The event builds on the 2014 forum which focused on pathways to sustainability in community water provision and resulted in the establishment of a PPP Working Group led by the Ministry of Finance to encourage a conducive policy environment for PPPs in the sector. “Beyond the Pipe: PPPs for Community Water Solutions” brought the idea of a partnership a step further with a clear way forward in developing an action plan for a pilot partnership. It also presented the policy recommendations resulting from the Ministry of Finance-led PPP Working Group.
In his keynote address, Hon. Sampson Ahi, Deputy Minister of Water Resources, Works and Housing, stressed the Ministry’s commitment to the issue of sustainable water solutions and achieving universal access by 2025. “Much still needs to be done to address challenges and sustain success achieved,” stated the Deputy Minister, “and we must embrace partnerships, new approaches and new ways of operations.”
Charles Nimako, Ghana Country Director opened the day underscoring the objective of the forum — to advance the sector’s understanding of the conditions necessary for private sector engagement.
Kurt Soderlund, CEO, Safe Water Network, emphasized the importance of key stakeholders coming together to advance an agenda around sustainable partnerships that can have impact across Ghana and potentially W. Africa.
Safe Water Network’s Chief Financial Officer, Mark Owusu, presented a proposition for a partnership to develop a cluster, or group of proximate community water stations, in the Volta and Eastern regions. “Incentives for the private sector lie in expansion and improvement projects, and service and management contracts, while the public sector benefits from providing reliable, safe and affordable drinking water to community members.”
Mrs. Magdalene Apenteng, Director of the Public Investment Division at the Ministry of Finance and chair of the PPP Working Group, emphasized the role of the private sector in taking on risk. “If there is no risk, the government can do it if it has the resources, but high risk comes with high rewards.” She echoed the potential of a cluster-based approach in improving the economics of water stations and the importance of resolving challenges around setting efficient tariffs.
Fred Addae, Director of Water at the Ministry of Water Resources, Works & Housing added the importance of auditing, which is supposed to be conducted regularly, and touched on the importance of capacity development for District Assemblies and others involved in executing a PPP.
Ben Arthur, Executive Secretary of the Coalition of NGOs in Water and Sanitation, highlighted the importance of civil society in structuring and implementing PPPs. “We must create space for the community in partnerships,” he said. “People don’t mind paying if quality is good, but if tariffs reach a certain level, communities will revert to traditional sources.”.

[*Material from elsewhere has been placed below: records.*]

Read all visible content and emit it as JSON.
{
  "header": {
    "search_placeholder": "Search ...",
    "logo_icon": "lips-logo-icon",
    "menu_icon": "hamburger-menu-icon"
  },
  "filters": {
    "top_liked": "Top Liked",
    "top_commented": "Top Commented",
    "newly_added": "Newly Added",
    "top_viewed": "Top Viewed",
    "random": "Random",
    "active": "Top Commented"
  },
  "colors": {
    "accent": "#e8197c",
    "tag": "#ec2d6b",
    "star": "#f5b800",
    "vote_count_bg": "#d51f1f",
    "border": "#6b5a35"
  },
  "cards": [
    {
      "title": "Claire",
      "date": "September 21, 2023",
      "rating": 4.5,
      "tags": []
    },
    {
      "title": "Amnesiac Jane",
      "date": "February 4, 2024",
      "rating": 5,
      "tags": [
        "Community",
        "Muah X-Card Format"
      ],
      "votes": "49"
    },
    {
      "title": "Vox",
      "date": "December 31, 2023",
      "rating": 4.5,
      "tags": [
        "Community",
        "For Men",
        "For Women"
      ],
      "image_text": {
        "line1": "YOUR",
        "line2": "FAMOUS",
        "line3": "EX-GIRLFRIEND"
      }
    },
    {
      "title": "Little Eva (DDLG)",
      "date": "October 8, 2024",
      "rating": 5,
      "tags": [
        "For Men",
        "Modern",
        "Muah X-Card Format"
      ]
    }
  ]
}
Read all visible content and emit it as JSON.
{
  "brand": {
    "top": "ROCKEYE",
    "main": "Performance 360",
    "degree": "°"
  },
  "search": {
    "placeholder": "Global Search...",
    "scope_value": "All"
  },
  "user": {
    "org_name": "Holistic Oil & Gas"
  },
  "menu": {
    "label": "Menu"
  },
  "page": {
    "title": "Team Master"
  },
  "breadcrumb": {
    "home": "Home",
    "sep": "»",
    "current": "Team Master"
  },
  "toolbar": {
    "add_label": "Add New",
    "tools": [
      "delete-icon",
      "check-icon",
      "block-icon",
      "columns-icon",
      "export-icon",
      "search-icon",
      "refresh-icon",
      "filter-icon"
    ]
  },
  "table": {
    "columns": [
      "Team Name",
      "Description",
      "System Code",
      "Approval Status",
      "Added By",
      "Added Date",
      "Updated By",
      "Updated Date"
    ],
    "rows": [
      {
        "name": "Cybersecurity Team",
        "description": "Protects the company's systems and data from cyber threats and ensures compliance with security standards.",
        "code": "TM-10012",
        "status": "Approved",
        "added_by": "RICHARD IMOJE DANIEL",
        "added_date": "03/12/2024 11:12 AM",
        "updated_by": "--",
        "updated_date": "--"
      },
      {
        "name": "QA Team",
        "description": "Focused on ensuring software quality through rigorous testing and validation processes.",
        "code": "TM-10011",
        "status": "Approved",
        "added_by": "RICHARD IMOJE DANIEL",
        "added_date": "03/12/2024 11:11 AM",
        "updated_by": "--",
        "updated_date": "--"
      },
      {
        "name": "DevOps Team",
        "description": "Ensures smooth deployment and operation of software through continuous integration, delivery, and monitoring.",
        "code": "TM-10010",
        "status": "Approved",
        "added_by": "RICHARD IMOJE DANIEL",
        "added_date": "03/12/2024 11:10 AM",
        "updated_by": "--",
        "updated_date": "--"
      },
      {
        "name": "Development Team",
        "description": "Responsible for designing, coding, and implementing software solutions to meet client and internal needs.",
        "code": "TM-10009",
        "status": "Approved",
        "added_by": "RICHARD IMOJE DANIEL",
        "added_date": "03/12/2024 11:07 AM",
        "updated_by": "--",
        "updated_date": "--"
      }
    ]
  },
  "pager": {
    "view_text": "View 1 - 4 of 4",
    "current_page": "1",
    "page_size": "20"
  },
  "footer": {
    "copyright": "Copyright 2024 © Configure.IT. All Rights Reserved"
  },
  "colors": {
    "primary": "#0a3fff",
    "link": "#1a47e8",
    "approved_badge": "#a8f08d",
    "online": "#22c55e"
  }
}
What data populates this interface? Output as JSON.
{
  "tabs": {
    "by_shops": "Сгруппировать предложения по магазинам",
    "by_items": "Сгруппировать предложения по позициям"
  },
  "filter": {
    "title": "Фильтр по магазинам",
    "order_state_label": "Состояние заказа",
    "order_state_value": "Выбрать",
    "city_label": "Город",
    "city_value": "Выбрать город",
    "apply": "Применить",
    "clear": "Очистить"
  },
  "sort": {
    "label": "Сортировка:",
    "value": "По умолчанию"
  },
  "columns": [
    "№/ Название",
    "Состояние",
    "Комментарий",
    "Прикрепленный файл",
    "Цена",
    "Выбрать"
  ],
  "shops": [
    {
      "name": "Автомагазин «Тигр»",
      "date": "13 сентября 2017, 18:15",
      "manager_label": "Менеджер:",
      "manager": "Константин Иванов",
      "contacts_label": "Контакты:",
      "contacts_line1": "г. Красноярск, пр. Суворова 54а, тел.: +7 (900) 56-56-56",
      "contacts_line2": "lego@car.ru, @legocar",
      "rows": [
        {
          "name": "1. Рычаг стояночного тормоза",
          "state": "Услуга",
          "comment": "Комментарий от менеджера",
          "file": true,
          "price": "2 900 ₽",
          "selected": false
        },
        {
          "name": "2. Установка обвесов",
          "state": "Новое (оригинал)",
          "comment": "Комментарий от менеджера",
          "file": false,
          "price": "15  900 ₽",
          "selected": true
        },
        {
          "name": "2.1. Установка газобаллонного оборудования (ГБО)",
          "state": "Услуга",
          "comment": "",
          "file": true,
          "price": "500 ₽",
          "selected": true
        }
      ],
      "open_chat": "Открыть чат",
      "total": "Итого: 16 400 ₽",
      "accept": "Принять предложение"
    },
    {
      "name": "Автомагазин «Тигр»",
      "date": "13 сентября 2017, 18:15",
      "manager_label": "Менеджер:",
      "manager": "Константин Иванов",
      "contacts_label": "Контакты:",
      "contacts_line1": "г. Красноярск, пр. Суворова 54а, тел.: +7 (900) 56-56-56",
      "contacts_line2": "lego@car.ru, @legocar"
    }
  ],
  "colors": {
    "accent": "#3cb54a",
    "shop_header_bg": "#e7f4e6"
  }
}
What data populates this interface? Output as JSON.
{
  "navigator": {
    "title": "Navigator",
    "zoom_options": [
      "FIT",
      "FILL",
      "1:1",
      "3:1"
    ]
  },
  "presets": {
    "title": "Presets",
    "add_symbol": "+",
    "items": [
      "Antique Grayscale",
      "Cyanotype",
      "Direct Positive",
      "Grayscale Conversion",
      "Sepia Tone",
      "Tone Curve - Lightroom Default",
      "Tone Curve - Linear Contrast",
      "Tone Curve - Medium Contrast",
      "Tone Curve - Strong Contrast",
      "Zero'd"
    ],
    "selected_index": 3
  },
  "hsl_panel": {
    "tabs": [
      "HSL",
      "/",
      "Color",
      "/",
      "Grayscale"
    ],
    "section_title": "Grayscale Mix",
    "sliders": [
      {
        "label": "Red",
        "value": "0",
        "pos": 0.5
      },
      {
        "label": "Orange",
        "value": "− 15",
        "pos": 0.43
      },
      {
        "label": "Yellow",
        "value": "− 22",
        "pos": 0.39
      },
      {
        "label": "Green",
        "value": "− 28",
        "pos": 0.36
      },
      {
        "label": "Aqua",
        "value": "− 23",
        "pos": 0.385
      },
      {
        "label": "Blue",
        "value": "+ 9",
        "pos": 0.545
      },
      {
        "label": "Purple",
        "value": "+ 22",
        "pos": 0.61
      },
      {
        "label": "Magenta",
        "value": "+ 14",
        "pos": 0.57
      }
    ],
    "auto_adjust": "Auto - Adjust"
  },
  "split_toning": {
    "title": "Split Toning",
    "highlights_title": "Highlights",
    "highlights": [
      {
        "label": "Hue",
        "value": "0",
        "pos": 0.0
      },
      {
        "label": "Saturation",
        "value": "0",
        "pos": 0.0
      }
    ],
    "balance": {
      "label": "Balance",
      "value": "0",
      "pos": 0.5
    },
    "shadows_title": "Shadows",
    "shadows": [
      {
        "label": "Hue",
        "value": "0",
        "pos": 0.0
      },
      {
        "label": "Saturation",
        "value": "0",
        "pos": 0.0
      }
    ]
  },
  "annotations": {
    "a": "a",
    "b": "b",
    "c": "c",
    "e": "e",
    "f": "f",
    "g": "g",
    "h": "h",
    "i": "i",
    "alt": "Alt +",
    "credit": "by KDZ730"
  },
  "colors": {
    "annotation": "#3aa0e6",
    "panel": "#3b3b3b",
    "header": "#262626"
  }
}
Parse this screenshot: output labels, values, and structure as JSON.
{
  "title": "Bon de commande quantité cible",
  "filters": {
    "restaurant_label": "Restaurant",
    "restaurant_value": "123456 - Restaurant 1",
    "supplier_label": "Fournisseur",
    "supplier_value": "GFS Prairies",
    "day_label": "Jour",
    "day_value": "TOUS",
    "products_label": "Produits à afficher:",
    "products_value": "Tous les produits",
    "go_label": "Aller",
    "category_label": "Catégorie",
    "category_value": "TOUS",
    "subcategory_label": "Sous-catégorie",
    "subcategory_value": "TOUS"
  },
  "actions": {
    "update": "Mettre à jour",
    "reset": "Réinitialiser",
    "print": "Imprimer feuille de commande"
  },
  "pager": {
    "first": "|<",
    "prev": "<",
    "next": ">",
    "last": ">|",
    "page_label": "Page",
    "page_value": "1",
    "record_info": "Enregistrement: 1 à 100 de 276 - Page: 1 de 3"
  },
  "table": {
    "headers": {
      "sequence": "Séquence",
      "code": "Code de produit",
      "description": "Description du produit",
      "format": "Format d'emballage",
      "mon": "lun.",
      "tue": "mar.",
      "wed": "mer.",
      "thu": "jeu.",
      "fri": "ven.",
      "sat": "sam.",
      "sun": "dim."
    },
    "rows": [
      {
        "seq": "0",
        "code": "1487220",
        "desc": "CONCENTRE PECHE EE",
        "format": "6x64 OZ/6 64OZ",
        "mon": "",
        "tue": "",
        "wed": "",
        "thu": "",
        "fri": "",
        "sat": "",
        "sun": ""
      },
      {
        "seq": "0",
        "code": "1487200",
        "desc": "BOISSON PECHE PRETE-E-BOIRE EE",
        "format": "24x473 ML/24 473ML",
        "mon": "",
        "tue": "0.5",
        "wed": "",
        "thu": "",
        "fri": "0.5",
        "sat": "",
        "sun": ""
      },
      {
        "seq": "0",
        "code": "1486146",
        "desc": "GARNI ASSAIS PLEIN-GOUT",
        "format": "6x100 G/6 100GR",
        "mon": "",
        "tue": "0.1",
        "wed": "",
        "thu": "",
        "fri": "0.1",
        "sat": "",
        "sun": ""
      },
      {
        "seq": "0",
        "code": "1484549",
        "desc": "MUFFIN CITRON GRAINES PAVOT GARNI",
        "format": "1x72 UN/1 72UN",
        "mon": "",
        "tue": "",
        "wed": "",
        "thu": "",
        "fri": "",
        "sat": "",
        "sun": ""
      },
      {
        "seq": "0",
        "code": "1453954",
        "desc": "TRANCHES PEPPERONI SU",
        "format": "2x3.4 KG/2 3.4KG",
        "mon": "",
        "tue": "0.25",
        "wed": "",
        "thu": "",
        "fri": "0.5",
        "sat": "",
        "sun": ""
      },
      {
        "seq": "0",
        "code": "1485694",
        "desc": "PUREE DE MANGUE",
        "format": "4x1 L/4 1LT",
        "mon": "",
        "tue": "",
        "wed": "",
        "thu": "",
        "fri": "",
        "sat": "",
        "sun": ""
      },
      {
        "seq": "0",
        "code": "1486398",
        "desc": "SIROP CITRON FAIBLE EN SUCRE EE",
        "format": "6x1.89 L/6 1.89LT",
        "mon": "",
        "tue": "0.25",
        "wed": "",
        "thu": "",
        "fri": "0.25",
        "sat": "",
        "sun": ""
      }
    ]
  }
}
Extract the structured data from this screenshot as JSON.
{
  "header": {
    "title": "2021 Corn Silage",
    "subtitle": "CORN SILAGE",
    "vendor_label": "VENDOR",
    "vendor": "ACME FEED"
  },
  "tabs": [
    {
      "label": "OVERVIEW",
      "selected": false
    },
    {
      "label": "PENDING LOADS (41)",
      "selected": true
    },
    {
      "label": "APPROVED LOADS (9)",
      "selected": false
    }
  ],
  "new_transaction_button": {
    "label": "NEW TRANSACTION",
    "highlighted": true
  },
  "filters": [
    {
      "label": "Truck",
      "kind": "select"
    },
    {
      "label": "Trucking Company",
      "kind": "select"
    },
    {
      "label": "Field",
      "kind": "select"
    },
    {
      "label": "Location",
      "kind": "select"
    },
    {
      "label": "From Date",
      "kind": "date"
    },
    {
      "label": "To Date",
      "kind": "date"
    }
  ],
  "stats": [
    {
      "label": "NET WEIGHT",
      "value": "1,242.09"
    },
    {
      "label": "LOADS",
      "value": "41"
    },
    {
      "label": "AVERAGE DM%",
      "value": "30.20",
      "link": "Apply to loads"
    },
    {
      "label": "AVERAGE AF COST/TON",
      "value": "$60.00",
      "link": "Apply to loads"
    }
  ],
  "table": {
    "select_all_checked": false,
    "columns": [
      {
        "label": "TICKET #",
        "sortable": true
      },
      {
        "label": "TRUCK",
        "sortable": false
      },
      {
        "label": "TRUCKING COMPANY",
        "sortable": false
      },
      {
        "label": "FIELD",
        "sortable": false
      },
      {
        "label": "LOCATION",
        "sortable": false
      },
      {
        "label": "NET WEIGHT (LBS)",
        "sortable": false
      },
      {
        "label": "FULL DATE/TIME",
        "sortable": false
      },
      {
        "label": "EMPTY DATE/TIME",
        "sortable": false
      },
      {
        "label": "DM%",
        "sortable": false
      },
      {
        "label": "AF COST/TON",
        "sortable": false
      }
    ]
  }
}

Contributing to the discussion, David Kanyi, Coordinating Director of the South Dayi District, said that there are customers who can afford to pay in rural areas and that “after all is said and done, the most important components are transparency, trust and understanding.”
In addition to the Forum’s lead sponsor, the Conrad N. Hilton Foundation, other sponsors include Stone Family Foundation, Newman’s Own Foundation, KOSMOS Energy, Vitol Foundation, Osprey Foundation, and PepsiCo Foundation.